▶ Task brief
All entries that follow are to be written out verbatim.

[[ Extracted entries open ]]

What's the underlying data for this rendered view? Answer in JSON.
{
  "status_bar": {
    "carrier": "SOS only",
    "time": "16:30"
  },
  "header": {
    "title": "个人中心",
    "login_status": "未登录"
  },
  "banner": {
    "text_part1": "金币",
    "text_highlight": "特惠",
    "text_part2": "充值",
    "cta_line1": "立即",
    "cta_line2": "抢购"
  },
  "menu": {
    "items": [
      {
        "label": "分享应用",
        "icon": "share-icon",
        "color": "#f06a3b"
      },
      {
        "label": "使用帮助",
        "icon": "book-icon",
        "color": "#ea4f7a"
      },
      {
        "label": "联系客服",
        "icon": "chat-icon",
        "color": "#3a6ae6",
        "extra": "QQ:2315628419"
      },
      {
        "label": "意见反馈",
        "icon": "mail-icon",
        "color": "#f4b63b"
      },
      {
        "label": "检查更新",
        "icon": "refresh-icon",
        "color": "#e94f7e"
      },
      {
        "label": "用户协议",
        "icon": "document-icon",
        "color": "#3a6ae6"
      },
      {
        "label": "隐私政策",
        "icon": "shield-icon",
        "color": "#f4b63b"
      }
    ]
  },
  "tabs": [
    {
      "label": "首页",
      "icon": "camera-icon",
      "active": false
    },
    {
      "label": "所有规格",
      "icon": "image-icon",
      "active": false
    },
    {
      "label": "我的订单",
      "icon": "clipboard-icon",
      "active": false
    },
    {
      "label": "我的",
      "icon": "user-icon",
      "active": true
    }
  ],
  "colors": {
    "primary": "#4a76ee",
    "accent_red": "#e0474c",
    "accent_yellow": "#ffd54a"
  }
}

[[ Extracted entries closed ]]

▶ The completed task
What's the underlying data for this rendered view? Answer in JSON.
{
  "status_bar": {
    "carrier": "SOS only",
    "time": "16:30"
  },
  "header": {
    "title": "个人中心",
    "login_status": "未登录"
  },
  "banner": {
    "text_part1": "金币",
    "text_highlight": "特惠",
    "text_part2": "充值",
    "cta_line1": "立即",
    "cta_line2": "抢购"
  },
  "menu": {
    "items": [
      {
        "label": "分享应用",
        "icon": "share-icon",
        "color": "#f06a3b"
      },
      {
        "label": "使用帮助",
        "icon": "book-icon",
        "color": "#ea4f7a"
      },
      {
        "label": "联系客服",
        "icon": "chat-icon",
        "color": "#3a6ae6",
        "extra": "QQ:2315628419"
      },
      {
        "label": "意见反馈",
        "icon": "mail-icon",
        "color": "#f4b63b"
      },
      {
        "label": "检查更新",
        "icon": "refresh-icon",
        "color": "#e94f7e"
      },
      {
        "label": "用户协议",
        "icon": "document-icon",
        "color": "#3a6ae6"
      },
      {
        "label": "隐私政策",
        "icon": "shield-icon",
        "color": "#f4b63b"
      }
    ]
  },
  "tabs": [
    {
      "label": "首页",
      "icon": "camera-icon",
      "active": false
    },
    {
      "label": "所有规格",
      "icon": "image-icon",
      "active": false
    },
    {
      "label": "我的订单",
      "icon": "clipboard-icon",
      "active": false
    },
    {
      "label": "我的",
      "icon": "user-icon",
      "active": true
    }
  ],
  "colors": {
    "primary": "#4a76ee",
    "accent_red": "#e0474c",
    "accent_yellow": "#ffd54a"
  }
}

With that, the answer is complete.